(ACTIVITY) Bring together all lines of the material below that contain the string "index".

+++ AVAILABLE RECORDS

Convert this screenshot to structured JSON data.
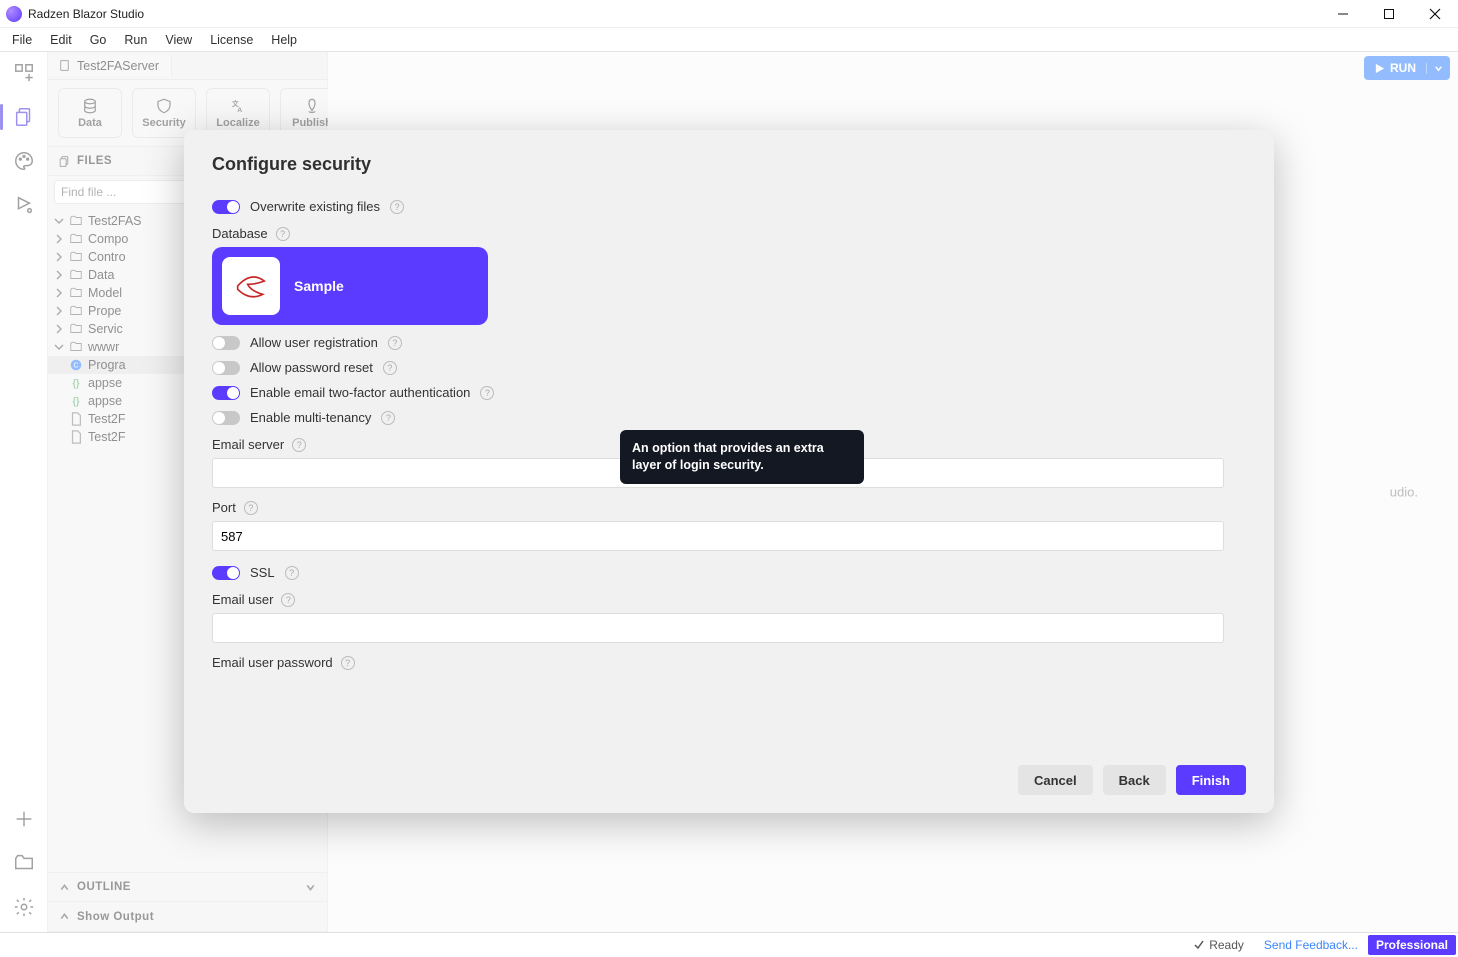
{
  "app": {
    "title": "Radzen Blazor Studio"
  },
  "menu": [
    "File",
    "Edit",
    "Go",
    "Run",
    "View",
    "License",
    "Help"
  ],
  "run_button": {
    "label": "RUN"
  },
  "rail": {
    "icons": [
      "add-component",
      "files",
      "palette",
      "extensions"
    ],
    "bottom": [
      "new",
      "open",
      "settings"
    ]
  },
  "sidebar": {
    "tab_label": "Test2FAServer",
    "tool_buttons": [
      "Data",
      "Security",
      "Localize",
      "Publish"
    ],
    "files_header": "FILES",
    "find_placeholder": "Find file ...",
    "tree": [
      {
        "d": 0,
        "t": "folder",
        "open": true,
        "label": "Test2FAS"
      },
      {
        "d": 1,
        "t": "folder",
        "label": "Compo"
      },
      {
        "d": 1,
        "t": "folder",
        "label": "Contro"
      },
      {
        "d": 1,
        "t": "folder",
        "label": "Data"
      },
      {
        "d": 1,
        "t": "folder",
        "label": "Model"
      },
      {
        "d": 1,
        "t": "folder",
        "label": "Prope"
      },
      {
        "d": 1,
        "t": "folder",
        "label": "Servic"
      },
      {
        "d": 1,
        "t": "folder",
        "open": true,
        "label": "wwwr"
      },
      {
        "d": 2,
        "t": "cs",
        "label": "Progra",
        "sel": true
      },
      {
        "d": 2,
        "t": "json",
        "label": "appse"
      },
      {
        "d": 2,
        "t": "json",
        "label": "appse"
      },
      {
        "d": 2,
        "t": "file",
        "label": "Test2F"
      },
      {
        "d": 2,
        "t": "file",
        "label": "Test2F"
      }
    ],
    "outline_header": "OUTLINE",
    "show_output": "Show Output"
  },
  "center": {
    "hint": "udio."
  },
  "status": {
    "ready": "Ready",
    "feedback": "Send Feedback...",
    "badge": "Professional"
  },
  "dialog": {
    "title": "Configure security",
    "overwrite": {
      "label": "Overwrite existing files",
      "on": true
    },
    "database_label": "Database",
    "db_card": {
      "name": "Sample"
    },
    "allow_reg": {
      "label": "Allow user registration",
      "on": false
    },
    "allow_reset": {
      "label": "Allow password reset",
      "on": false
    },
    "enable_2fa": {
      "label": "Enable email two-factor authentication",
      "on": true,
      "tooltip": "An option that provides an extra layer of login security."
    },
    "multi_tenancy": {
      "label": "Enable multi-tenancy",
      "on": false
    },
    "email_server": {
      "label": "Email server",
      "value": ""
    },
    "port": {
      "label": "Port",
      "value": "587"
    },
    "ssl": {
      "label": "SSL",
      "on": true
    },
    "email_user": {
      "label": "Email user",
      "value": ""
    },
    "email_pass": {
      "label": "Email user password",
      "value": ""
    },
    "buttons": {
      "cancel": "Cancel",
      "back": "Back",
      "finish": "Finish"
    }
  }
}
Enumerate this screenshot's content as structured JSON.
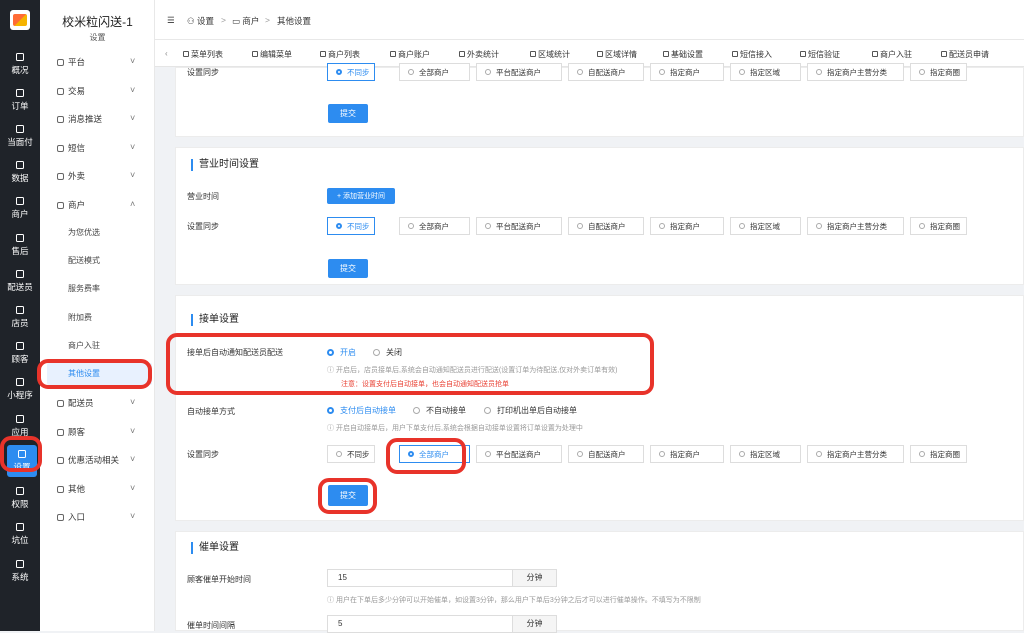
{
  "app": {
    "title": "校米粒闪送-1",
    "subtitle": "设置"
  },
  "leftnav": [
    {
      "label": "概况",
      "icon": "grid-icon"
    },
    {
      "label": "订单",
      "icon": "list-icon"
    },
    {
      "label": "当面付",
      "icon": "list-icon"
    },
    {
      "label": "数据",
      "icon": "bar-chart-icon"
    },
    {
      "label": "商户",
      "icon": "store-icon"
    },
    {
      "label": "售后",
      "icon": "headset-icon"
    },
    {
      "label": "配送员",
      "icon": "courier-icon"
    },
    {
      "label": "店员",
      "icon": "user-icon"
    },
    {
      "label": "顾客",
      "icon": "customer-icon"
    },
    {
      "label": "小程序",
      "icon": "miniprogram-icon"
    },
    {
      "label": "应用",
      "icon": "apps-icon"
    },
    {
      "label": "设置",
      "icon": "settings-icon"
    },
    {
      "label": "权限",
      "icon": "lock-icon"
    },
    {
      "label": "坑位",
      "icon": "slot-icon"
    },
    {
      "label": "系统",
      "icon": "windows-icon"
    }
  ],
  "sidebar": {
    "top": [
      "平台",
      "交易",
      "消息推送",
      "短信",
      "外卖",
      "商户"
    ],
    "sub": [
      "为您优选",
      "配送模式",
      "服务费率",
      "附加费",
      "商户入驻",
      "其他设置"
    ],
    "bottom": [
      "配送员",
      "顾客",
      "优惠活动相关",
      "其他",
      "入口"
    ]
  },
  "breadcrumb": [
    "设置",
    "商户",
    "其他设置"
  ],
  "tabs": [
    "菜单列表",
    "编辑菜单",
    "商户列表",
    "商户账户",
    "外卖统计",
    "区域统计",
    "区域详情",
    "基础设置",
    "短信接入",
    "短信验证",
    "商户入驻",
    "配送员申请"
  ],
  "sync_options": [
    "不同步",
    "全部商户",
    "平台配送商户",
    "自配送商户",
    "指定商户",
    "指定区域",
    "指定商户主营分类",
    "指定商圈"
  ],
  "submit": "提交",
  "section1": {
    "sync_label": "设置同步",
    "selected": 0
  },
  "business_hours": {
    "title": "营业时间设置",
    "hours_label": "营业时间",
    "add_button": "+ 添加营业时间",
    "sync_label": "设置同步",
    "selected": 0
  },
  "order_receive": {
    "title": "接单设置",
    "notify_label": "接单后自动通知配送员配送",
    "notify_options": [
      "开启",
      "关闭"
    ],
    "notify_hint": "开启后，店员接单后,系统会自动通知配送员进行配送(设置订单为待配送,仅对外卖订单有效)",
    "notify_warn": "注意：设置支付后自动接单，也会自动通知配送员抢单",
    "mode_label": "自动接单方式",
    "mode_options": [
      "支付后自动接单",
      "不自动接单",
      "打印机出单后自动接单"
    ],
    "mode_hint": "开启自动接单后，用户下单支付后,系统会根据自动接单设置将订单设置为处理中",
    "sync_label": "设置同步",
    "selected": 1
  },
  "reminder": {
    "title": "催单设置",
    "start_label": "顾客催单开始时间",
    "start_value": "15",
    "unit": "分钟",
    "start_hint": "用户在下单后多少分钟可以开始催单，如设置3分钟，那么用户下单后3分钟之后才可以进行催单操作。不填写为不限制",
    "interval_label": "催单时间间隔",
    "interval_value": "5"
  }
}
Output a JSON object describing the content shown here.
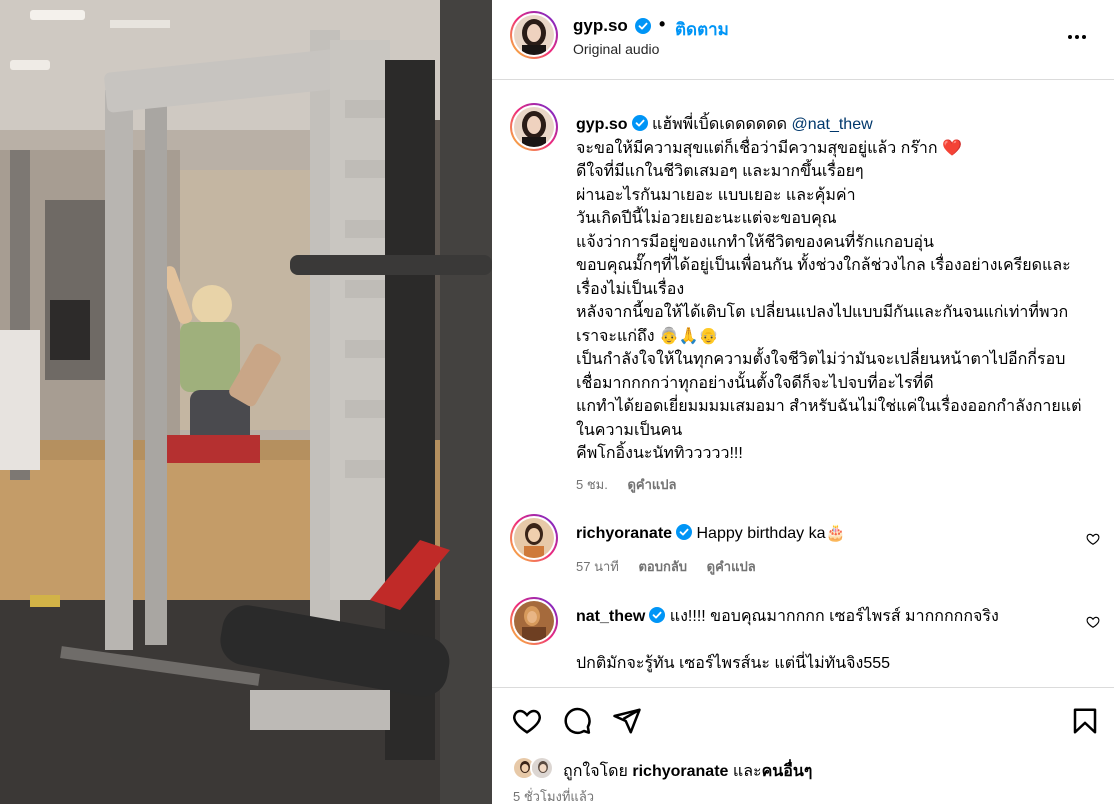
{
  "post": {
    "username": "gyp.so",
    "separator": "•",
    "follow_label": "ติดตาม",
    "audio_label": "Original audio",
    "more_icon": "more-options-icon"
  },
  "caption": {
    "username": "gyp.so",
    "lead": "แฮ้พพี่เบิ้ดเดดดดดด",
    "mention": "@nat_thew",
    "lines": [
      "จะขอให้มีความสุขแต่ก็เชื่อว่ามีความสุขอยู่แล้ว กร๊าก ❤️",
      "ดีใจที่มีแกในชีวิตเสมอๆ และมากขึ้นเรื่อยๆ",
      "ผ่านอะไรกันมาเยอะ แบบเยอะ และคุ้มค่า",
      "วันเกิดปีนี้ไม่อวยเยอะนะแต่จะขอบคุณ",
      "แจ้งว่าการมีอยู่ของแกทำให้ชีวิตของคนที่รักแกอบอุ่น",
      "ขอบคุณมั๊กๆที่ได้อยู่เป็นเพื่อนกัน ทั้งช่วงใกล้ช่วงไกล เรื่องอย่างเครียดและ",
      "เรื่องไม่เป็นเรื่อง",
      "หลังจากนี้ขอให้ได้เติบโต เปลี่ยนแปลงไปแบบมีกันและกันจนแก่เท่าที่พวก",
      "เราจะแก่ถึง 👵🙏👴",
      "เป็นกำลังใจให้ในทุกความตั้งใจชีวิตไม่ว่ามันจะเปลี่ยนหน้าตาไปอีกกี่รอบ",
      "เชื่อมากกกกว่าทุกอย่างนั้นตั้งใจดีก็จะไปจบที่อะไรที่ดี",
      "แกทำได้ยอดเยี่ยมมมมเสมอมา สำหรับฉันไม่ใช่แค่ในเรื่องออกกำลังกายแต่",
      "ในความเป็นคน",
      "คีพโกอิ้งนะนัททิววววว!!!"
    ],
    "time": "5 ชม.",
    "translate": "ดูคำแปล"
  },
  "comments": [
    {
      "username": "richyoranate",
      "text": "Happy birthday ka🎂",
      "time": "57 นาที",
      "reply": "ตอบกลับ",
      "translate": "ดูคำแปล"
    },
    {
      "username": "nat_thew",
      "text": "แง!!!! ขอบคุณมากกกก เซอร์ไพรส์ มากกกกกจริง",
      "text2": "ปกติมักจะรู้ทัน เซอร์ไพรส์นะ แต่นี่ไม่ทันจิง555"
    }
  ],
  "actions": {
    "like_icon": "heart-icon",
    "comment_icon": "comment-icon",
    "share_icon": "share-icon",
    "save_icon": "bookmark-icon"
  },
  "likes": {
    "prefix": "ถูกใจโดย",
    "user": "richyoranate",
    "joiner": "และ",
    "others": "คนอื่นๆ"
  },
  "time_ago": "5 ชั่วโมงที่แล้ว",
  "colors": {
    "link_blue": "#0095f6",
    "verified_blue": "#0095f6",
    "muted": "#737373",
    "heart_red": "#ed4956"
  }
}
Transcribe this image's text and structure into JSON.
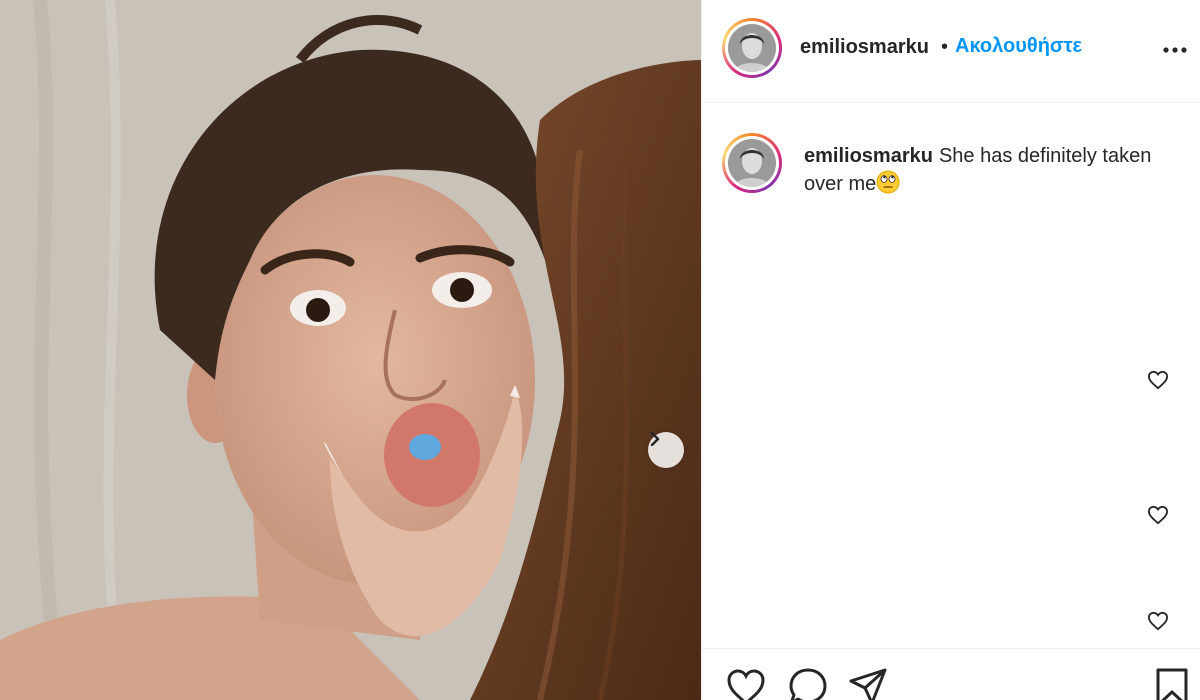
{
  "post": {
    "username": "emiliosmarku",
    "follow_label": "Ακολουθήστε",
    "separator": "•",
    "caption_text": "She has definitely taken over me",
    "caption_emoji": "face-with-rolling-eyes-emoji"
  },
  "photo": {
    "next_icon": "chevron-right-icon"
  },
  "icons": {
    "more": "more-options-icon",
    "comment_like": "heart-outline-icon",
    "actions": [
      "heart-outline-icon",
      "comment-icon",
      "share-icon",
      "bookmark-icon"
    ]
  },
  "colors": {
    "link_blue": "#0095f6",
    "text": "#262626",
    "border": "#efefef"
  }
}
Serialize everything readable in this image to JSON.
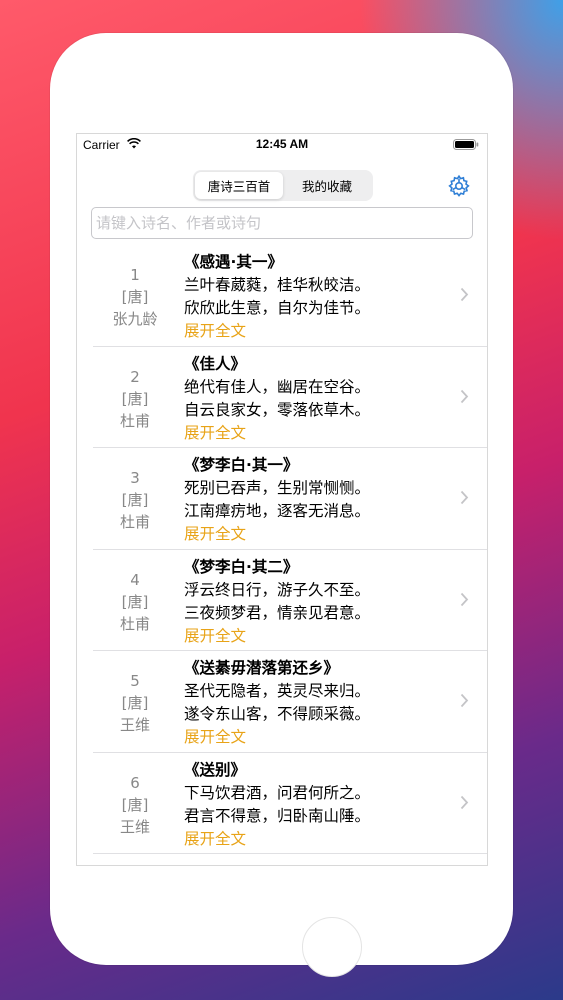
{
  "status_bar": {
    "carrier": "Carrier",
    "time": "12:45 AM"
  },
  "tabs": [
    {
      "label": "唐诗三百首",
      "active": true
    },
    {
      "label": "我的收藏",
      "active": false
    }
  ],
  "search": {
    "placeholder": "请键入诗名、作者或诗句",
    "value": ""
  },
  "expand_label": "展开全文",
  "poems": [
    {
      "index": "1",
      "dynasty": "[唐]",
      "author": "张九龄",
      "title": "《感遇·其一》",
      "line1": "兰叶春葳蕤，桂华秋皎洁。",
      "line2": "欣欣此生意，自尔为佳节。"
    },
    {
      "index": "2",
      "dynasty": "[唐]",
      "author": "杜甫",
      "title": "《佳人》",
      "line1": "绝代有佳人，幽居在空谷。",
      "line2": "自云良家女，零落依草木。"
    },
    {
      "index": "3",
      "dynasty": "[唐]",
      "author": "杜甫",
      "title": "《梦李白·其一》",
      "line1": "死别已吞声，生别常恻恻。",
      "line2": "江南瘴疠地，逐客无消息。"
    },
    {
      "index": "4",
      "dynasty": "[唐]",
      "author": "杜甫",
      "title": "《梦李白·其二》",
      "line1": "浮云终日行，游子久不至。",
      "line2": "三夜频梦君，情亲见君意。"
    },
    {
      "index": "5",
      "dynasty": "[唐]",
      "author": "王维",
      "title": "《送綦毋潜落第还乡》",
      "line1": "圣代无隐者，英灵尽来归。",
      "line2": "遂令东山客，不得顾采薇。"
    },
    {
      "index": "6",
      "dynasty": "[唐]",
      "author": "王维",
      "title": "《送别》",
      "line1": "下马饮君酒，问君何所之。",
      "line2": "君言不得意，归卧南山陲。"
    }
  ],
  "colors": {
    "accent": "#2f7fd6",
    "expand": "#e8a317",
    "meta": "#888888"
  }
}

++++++

(EXERCISE OUTPUT)
      "index": "1",
      "index": "2",
      "index": "3",
      "index": "4",
      "index": "5",
      "index": "6",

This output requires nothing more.